The Torch Relay was initiated by the Coalition to Investigate the Persecution of Falun Gong (CIPFG.) Many think the persecution of Falun Gong, affecting one hundred million practitioners, and involving torture, murder, and organ theft, is the worst human rights violation happening in China. CIPFG started the Torch Relay to tell the world about the persecution of Falun Gong, Christianity, Islam, democracy and freedom of belief, assembly and expression by the Chinese Communist Party.

Mr. Petitjean, local CIPFG representative, said in the opening speech: “The 2008 Olympics are less then 12 months away while according to reports from Amnesty International, Human Rights Watch and other NGO’s, the Chinese communist regime has stepped up measures to further silence anyone suffering repression under their rule.”

He added “The torch relay is aimed at urging the international community to boycott the Olympic games in Beijing as we believe hosting the Olympics in Beijing would be a travesty of the Olympic spirit and a direct violation of the Olympic Charter”.

One of the Belgian Torch Relay ambassadors, Senator Vankrunkelsven, who carried out his own investigation into illegal organ transplanting in China in 2006, stressed in his speech the ongoing human rights violations in China. “The Chinese regime will use the Olympics for their image, while we should not cease to use this opportunity to expose the real situation in China,” Vankrunkelsven stated.

The ongoing persecution in China was sadly illustrated by this week’s arrest of renowned human rights lawyer Gao Zhisheng in China, because of his open letter to the U.S. congress.
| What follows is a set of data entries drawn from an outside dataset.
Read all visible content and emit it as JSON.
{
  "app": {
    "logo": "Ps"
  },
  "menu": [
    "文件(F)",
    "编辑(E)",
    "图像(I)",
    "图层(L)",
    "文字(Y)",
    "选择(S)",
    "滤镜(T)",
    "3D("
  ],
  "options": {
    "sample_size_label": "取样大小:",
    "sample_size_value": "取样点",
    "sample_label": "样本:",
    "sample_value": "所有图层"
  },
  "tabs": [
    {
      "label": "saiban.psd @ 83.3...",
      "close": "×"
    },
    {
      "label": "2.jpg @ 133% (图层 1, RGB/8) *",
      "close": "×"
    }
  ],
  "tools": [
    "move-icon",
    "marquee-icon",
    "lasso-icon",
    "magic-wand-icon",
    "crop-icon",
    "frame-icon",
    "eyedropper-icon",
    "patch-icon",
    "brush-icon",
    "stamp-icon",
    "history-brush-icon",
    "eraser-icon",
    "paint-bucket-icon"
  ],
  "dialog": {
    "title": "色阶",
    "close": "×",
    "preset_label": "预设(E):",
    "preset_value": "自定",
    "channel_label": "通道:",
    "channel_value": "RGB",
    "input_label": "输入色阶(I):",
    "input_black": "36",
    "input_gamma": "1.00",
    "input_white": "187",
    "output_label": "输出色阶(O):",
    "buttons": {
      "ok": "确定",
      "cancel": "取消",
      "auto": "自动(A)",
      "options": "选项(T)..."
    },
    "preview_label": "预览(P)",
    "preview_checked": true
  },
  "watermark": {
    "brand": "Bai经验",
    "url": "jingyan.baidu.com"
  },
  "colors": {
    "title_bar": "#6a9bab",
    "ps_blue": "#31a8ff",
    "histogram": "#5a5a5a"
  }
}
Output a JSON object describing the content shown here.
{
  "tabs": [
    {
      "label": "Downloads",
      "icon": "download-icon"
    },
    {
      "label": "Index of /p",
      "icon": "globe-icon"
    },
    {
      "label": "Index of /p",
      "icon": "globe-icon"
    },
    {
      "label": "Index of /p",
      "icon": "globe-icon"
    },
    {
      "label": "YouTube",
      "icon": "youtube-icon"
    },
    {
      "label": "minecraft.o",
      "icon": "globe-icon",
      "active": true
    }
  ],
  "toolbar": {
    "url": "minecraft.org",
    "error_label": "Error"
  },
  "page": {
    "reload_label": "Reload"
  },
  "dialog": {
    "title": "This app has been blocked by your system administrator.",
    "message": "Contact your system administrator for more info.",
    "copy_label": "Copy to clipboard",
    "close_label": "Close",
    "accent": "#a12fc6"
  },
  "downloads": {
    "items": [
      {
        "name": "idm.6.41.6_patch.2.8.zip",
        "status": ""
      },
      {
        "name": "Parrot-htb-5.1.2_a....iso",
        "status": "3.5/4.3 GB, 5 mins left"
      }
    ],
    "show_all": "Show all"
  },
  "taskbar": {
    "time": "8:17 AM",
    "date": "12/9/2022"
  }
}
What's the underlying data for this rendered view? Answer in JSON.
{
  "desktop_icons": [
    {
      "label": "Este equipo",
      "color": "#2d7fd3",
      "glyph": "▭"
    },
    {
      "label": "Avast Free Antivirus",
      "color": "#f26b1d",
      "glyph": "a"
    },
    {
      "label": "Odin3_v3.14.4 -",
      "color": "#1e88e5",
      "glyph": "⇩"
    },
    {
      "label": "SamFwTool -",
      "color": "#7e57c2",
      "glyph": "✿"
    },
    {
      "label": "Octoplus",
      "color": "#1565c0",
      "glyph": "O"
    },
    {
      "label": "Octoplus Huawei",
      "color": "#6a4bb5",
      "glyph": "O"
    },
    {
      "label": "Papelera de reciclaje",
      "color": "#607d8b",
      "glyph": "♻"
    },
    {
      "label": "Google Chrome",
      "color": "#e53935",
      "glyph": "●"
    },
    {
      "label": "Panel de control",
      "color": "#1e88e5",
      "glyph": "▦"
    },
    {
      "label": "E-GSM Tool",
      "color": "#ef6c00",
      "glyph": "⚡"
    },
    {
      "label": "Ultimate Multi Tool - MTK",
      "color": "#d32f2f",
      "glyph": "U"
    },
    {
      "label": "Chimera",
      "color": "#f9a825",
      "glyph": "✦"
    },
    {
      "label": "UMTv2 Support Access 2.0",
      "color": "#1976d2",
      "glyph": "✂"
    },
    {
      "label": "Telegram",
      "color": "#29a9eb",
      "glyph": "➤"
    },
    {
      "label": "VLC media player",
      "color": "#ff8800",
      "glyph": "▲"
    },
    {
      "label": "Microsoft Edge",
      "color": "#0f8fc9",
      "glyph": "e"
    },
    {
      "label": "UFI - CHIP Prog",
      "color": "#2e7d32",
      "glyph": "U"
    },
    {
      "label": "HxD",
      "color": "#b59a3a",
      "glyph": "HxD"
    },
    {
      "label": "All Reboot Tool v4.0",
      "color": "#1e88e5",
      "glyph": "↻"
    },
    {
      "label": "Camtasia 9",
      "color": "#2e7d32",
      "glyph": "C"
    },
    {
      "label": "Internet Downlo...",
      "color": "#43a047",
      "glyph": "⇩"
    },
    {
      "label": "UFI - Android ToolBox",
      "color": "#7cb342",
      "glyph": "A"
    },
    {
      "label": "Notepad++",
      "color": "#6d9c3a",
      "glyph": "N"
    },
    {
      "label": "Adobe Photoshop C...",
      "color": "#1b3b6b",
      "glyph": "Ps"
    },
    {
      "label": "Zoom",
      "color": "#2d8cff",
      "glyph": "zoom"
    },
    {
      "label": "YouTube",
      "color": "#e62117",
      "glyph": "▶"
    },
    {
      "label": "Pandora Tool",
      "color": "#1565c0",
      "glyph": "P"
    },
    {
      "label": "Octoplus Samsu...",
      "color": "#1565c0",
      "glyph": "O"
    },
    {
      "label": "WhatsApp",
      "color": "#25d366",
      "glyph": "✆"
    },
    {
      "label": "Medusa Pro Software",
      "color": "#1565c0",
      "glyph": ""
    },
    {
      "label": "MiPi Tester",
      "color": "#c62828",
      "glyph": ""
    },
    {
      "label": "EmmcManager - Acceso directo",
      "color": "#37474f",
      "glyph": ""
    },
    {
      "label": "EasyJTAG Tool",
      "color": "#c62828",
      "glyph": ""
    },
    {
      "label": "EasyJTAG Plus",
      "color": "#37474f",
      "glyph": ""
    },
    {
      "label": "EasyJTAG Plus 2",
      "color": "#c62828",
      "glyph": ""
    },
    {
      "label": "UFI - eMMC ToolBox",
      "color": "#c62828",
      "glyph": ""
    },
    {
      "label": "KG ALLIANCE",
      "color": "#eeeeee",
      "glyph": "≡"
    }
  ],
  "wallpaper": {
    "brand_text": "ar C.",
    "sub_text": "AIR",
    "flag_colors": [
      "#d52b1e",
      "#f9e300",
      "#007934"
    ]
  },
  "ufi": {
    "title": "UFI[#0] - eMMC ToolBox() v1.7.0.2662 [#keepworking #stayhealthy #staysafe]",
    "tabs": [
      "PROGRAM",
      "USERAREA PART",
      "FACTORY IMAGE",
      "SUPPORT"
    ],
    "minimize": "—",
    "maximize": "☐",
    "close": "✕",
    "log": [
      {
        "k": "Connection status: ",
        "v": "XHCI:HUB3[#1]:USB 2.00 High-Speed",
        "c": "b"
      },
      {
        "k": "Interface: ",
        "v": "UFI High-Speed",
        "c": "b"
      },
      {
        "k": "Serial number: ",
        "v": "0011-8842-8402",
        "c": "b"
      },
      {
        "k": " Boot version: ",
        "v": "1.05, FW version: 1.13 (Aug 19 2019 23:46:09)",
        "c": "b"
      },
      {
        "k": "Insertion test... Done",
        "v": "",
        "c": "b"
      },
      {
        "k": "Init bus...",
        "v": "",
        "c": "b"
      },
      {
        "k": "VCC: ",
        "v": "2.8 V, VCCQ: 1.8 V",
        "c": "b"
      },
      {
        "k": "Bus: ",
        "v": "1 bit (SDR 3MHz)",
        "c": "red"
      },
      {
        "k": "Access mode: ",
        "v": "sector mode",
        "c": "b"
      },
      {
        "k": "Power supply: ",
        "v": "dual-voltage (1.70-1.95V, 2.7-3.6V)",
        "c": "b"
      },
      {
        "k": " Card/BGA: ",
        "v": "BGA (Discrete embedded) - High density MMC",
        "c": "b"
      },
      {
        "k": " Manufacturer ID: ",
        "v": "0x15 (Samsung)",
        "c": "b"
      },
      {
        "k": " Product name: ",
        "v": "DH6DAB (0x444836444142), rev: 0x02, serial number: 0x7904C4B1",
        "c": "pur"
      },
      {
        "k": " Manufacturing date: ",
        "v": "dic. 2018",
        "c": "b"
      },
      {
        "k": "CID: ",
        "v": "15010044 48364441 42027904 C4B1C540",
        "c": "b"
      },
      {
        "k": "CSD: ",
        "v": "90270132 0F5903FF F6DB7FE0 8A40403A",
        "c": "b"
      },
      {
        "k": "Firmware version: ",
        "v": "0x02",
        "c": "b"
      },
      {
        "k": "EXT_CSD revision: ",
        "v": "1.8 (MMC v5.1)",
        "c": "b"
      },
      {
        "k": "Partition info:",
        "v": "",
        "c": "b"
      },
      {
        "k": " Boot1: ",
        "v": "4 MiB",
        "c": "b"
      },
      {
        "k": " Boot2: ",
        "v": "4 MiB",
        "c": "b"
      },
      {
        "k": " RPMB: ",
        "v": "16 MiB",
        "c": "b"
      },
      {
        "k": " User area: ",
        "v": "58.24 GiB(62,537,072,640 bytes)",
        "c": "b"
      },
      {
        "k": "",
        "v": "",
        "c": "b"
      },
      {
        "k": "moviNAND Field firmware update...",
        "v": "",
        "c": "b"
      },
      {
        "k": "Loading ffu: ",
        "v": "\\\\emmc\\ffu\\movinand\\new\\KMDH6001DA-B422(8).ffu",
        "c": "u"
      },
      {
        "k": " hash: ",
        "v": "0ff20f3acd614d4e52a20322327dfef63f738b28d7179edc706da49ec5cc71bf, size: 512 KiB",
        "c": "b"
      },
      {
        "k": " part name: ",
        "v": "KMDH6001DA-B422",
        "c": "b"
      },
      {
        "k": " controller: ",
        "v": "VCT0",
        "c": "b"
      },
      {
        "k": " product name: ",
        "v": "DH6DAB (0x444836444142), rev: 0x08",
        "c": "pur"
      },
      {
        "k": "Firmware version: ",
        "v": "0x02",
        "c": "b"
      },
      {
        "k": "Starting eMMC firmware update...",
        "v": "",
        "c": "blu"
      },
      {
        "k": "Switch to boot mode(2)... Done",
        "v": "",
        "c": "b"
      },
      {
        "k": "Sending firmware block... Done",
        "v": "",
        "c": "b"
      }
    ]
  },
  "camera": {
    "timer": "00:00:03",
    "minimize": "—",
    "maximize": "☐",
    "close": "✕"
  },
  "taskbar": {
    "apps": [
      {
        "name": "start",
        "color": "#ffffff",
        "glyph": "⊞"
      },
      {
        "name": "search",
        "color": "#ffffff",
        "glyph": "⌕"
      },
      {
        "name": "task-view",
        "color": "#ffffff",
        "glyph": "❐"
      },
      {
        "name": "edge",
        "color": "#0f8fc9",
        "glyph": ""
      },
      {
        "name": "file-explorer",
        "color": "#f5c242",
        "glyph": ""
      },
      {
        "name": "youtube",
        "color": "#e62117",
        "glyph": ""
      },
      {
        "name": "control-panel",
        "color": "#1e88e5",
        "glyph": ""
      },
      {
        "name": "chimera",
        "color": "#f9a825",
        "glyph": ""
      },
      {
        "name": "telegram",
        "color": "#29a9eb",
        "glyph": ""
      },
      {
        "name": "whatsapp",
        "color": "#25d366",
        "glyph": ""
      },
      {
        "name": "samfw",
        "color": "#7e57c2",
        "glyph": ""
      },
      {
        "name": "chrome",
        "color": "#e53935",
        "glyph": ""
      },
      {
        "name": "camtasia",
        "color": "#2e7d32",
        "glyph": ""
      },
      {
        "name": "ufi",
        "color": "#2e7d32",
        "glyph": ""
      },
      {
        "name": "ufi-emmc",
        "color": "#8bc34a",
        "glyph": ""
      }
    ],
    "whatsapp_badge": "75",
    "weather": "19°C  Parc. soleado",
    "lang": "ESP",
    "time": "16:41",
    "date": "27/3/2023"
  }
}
Therefore the participants of the Torch Relay in Belgium wore yellow ribbons to show their support for lawyer Gao. “We have great appreciation and admiration for Gao’s determination and courage in issuing this open letter at a time when he was placed under extensive surveillance and subject to severe coercion from the Chinese regime”, as one of the speeches mentioned.

The list of support statements from political and cultural personalities presented at the ceremony was extensive. “I hereby announce that I will support CIPFG’s Global Human Rights Torch Relay. We will join all those who stand up for justice, and together we will light the torch and let the brightness of justice illuminate all corners of our world,” one of the Belgian mayors wrote.

– Original report from the Epochtimes : Human Rights Torch Reaches the Heart of the European Union

Posted in Beijing Olympics, Boycott Beijing Olympics, Campaigns, celebration, China, Crime against humanity, Europe, Event, Falun Gong, Human Rights, Human Rights Torch Relay, Law, News, Religion, Social, Sports, World | Tagged: , , , , , , , , | 2 Comments »